Which Joe gave his name to ‘sloppy joes’? We look at five interesting sandwiches and their lexical origins.
Not highly intellectual or cultured.‘lowbrow tabloids’
mass-market, tabloid, pop, popular, intellectually undemanding, lightweight, easy to understand, accessible, unpretentious, simple, simplisticView synonyms
- ‘A fan of lowbrow art, she built the fundraiser around the ‘art without canvas’ idea, choosing skate decks as her medium.’
- ‘All these golden nuggets of wisdom come from The Reality TV Handbook, a new tome dedicated to the lowbrow television genre that is showing no signs of petering out.’
- ‘Shakespeare in Love had at least 6 fantastic performances, a brilliant screenplay that mixed highbrow and lowbrow humor, and actually had some interesting things to say about love and the creative process.’
- ‘It is also true that more people will always be attracted to the passive, easy nature of lowbrow culture than those who will take the time to decipher high culture.’
- ‘Conventional wisdom has it that kitsch - from the German language for ‘to throw together’ and implying popular or lowbrow taste - should be eschewed by the connoisseur, the lover of fine art.’

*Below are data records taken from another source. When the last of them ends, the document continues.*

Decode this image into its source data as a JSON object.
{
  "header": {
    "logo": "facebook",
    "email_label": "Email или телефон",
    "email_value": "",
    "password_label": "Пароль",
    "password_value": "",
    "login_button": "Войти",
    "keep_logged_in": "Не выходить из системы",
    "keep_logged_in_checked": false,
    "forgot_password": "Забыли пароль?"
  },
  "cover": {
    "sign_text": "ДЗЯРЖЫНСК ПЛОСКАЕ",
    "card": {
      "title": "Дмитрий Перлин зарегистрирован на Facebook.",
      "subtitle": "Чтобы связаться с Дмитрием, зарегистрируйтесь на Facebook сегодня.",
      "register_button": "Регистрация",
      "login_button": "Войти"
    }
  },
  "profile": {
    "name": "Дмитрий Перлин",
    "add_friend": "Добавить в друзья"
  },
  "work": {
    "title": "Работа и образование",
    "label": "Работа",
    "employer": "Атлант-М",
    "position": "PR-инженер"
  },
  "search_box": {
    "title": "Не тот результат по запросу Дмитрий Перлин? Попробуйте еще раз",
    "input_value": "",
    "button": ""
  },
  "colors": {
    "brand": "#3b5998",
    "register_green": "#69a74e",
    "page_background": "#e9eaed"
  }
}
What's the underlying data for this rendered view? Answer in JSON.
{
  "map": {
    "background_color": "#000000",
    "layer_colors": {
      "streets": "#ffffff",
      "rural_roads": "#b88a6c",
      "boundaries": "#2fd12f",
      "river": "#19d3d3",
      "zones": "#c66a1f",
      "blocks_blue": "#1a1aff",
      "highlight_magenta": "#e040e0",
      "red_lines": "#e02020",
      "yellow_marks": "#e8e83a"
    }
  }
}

- ‘And it's also a very lowbrow genre, that nobody is really paying attention to.’
- ‘Their show, which comes to the Edinburgh Festival Fringe this month, is a collision between lowbrow Las Vegas dazzle and highbrow European aesthetics.’
- ‘Deplorable as this preference may be, it's hardly as deplorable as the gulf which these cultural assumptions themselves created between the lowbrow public and the university-educated art world and artists.’
- ‘But I worked on eight seasons of The Simpsons, and we certainly had our lowbrow jokes.’
- ‘I wanted people to look beyond what's cool in lowbrow art.’
- ‘On one side you find the ruthless pursuit of profit and lowbrow culture.’
- ‘Some context: my flatmate was just back from London, I was just back from camping, we wanted two things - beer and a lowbrow action film.’
- ‘The show was initially ridiculed by many reviewers as the most abysmally lowbrow series in television history.’
- ‘This Christmas, remind the kids just how nice animation can be, with a cartoon genuine in its sentiment, free of pop culture references and lowbrow humor.’
- ‘Until recently I thought how-to books to be popular, in a lowbrow sort of way.’
- ‘In addition, the award presentation broadcast, long known for its critically panned, lowbrow fare, rambled on almost without a break.’
- ‘The context has provided a moment of unexpected, lowbrow hilarity.’
- ‘Rather than present a biting satirical assailment on religion, I shall present a puerile, lowbrow rant on religion's younger brother, cult worship.’
- ‘Finding a book with the right combination of highbrow intelligence and lowbrow kicks has gotten nearly impossible.’
- ‘While some might question the appeal of a show set in such lowbrow circumstances, I found it refreshing.’
A lowbrow person.
lowbrow, anti-intellectual, materialist, bourgeoisView synonyms
- ‘In the 1999 series ‘Resolutions,’ Chicago continues to address the audience she has created of mainly middle- and working-class women, an audience easily dismissed by both highbrows and lowbrows.’
- ‘I do not feel safe knowing that lowbrows have their fingers on nuclear bomb triggers.’
- ‘These long cerebral articles are not read by the lowbrows.’
- ‘Finally: just to admit I am a total lowbrow, I watched part of ‘Meet Me in St. Louis’ the other morning, and I didn't like it.’
- ‘The disaffected mugger and the enraged cuckold were despised as lowbrows; the true craftsmen of murder inaugurated ever more elaborate schemes.’
- ‘I can't write in a whole lot of different styles, trying to please the highbrows one time and the lowbrows the next.’
- ‘The lowbrows, for example, turn up at the night club.’
- ‘Call me a lowbrow, a philistine if you like, but I wasn't lured to Vienna by any of these.’
- ‘If so, they were rewarded with a fresh perspective on a composer of astonishing versatility, one whose best work speaks to high- and lowbrows alike without condescending to either.’
- ‘I think a lot of political lowbrows all around the world got a new lease on life when they saw how even somebody like him could get crowbarred into office.’
We take a look at several popular, though confusing, punctuation marks.
From Afghanistan to Zimbabwe, discover surprising and intriguing language facts from around the globe.
The definitions of ‘buddy’ and ‘bro’ in the OED have recently been revised. We explore their history and increase in popularity.